» **TASK OBJECTIVE**
Work through the records below, line by line, and say how many lines include "JSON", with nothing else.

App and web page records
>>>>
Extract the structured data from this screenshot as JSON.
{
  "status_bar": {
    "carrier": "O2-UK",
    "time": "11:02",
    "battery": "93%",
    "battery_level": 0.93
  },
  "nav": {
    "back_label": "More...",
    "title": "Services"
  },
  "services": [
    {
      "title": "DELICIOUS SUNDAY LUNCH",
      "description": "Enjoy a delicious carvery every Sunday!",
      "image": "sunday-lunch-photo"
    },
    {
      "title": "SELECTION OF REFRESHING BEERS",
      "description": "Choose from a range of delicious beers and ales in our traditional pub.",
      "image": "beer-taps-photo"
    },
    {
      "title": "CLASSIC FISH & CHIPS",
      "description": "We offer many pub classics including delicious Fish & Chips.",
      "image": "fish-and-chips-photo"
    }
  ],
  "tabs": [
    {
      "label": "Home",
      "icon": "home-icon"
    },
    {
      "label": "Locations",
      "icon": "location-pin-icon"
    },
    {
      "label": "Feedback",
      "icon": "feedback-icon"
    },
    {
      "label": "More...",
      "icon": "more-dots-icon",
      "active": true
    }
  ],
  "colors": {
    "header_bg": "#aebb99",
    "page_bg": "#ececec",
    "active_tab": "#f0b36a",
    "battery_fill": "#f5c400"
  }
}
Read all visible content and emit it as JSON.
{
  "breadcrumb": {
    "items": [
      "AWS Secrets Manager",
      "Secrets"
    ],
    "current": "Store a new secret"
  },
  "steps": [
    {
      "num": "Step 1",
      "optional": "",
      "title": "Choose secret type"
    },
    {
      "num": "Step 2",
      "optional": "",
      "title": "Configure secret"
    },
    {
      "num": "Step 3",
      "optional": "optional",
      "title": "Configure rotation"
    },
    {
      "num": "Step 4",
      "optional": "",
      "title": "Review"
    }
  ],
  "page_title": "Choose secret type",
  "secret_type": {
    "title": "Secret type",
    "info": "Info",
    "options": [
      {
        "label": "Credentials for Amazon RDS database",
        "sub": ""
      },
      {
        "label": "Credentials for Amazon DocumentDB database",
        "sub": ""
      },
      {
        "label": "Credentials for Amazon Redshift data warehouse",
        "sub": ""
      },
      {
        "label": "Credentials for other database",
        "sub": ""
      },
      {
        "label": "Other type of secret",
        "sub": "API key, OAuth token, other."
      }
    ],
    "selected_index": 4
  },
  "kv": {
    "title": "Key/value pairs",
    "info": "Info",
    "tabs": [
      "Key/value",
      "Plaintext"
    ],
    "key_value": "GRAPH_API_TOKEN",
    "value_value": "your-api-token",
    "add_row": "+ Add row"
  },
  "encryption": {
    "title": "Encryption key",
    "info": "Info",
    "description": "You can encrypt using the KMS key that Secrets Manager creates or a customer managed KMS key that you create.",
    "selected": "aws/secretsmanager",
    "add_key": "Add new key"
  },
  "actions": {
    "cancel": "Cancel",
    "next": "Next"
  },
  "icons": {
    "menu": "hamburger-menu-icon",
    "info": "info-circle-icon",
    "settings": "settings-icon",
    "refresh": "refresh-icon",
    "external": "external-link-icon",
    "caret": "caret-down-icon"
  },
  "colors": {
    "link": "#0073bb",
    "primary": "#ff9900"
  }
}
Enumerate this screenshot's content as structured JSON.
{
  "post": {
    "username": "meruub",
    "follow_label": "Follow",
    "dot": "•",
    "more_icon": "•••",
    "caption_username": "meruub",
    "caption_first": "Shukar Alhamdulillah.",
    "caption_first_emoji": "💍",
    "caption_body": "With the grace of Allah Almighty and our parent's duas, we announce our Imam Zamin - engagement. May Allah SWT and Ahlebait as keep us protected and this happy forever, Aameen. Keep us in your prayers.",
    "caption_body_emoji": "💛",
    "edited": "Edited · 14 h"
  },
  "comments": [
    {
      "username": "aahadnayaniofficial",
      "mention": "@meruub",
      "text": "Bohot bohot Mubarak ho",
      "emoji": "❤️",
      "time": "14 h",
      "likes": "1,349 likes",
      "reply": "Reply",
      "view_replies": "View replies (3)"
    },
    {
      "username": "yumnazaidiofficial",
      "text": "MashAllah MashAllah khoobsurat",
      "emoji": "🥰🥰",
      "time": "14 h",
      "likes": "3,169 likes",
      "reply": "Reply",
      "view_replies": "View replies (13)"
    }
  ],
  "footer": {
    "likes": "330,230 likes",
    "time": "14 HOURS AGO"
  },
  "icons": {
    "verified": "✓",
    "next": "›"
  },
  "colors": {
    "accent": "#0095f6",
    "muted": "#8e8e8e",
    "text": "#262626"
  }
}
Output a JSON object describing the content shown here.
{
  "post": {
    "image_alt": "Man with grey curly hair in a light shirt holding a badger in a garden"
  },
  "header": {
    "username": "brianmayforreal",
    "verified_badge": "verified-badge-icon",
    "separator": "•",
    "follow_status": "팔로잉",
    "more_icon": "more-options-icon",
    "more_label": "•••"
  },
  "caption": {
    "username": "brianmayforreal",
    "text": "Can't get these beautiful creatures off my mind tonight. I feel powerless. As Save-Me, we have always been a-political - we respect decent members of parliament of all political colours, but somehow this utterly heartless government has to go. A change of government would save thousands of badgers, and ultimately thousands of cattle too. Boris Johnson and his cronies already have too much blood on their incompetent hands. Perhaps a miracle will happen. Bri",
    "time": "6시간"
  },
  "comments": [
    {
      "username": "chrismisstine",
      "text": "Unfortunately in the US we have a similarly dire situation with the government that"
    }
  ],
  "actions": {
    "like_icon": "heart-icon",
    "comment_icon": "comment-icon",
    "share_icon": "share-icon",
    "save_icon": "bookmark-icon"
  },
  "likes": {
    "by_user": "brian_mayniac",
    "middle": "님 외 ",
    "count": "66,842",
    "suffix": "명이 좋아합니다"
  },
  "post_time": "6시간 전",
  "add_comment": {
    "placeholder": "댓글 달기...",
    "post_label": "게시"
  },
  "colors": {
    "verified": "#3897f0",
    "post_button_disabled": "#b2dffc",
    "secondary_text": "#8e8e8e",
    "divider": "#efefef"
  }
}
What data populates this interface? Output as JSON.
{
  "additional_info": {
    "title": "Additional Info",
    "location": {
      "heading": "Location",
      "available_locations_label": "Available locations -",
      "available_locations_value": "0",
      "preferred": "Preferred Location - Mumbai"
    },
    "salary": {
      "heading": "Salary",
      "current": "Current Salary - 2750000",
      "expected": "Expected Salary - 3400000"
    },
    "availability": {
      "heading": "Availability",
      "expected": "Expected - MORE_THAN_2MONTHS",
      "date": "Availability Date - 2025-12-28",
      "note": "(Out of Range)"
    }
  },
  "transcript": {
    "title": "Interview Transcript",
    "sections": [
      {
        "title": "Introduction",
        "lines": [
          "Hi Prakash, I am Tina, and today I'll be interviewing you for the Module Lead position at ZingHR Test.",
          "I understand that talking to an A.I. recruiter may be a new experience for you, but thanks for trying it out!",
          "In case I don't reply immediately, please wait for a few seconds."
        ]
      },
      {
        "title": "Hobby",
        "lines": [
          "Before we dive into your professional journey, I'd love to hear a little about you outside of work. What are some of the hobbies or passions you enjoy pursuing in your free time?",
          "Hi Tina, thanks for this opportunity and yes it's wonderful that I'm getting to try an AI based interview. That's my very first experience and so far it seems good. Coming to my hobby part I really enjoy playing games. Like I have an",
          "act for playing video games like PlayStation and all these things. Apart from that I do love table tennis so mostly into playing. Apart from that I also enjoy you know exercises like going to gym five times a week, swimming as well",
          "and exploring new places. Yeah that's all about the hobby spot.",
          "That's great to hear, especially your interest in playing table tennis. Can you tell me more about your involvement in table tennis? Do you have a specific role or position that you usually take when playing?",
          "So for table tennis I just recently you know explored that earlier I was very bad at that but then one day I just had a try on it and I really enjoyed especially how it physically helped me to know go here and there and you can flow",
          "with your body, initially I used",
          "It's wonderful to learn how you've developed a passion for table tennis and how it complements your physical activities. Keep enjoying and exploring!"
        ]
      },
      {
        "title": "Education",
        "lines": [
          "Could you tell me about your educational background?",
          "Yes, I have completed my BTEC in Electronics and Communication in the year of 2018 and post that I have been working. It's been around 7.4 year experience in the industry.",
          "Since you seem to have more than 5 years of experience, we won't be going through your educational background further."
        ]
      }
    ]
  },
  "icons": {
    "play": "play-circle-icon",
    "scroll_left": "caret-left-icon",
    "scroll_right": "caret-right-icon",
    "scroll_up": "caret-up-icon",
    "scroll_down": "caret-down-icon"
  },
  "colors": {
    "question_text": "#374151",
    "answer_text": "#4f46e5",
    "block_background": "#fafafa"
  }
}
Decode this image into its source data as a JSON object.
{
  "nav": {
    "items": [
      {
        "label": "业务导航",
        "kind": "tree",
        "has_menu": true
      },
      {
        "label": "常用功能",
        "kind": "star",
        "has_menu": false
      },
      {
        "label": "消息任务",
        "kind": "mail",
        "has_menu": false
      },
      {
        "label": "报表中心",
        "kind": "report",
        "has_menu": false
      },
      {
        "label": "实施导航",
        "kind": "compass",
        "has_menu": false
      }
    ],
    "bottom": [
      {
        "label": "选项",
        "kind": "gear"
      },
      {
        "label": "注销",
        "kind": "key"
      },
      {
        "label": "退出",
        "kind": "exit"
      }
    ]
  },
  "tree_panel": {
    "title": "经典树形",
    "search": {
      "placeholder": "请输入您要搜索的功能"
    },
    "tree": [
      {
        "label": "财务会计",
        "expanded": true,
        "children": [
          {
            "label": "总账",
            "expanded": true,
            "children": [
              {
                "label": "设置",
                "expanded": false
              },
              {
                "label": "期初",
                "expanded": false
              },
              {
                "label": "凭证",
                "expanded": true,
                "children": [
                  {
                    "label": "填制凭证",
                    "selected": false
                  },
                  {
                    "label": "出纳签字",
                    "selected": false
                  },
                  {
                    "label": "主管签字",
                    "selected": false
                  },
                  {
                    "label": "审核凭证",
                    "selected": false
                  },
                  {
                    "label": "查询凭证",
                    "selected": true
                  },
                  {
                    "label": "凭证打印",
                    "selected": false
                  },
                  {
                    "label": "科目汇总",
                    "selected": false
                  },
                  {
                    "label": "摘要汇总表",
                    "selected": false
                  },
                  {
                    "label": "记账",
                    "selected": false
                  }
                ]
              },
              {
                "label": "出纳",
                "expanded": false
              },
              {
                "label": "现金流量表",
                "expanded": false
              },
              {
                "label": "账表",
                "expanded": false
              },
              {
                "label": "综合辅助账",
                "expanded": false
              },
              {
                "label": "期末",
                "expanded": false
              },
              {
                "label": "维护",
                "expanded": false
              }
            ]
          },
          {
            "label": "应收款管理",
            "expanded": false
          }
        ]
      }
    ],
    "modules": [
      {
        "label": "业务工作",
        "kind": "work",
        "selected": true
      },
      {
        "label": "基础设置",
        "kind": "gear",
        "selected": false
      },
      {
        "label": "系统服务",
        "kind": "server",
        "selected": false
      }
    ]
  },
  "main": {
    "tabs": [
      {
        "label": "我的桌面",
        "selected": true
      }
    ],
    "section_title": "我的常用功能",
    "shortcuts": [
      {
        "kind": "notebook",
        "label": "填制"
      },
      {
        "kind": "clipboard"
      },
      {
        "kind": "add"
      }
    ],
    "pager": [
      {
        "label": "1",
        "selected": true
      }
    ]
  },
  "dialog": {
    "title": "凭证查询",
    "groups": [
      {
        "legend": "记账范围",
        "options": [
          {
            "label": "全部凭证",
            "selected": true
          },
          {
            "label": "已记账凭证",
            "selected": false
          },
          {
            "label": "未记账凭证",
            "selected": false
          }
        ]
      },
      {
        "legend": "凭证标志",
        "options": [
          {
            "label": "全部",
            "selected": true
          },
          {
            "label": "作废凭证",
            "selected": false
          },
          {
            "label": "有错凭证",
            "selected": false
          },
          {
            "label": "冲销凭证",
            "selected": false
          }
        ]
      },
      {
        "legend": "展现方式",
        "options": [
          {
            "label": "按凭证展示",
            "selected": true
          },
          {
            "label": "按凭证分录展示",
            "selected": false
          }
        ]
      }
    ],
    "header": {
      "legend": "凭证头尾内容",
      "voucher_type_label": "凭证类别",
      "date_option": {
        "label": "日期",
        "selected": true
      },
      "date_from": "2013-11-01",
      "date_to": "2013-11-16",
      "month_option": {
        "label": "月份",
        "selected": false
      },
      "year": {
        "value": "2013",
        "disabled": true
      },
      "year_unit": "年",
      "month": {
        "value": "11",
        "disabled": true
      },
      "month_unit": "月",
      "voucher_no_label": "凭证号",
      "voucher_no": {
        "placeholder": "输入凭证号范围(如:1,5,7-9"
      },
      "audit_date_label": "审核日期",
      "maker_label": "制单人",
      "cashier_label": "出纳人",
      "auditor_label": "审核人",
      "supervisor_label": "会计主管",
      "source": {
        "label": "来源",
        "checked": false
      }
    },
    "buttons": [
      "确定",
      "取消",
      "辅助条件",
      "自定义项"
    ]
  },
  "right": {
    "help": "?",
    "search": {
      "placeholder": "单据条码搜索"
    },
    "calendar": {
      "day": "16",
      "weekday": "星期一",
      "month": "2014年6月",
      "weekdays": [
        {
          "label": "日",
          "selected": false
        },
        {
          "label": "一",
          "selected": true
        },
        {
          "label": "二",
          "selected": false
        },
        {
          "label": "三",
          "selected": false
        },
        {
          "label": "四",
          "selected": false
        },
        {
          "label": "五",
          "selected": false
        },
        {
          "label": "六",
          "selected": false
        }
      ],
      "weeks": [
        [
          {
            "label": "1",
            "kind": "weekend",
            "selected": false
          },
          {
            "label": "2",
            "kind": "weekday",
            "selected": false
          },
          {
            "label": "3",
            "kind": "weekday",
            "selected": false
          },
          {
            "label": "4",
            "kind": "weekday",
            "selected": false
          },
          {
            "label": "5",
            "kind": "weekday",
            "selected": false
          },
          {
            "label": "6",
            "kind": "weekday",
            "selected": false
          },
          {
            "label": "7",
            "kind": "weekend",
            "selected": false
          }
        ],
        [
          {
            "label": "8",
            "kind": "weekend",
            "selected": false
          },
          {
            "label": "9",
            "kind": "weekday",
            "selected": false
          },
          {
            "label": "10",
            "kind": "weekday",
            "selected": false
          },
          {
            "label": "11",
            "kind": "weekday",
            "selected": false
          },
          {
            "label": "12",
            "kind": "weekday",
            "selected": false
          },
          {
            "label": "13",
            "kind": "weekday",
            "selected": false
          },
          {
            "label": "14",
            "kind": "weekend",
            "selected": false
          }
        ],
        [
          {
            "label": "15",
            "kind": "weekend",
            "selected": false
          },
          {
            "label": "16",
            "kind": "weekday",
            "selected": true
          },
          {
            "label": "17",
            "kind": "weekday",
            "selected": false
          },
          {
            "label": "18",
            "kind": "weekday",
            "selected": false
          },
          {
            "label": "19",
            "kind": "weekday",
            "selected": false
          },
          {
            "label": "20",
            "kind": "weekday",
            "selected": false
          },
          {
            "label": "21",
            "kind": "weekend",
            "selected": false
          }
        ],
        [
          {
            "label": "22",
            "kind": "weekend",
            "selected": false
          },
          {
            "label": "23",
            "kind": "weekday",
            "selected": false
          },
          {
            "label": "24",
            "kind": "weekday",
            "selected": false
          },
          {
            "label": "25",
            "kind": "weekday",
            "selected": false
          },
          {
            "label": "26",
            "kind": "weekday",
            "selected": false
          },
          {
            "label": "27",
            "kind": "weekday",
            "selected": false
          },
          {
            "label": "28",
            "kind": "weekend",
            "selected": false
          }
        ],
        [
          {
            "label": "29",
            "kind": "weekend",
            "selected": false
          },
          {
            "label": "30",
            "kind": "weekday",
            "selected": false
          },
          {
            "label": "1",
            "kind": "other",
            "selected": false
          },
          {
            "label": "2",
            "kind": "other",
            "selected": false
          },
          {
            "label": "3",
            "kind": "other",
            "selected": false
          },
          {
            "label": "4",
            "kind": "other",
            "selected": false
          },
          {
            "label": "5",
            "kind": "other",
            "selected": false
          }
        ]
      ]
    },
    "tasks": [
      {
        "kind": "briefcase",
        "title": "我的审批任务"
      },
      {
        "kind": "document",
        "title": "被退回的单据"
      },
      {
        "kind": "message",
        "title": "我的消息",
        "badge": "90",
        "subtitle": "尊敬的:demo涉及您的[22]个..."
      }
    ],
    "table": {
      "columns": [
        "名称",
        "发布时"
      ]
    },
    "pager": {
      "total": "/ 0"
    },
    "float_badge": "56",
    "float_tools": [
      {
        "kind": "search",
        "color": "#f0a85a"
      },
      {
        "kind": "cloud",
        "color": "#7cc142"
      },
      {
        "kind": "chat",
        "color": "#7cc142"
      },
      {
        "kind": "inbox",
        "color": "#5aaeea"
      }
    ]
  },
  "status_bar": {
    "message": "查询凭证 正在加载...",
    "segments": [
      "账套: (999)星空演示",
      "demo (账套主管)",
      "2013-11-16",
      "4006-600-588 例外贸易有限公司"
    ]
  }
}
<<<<
» **RESPONSE AREA**
6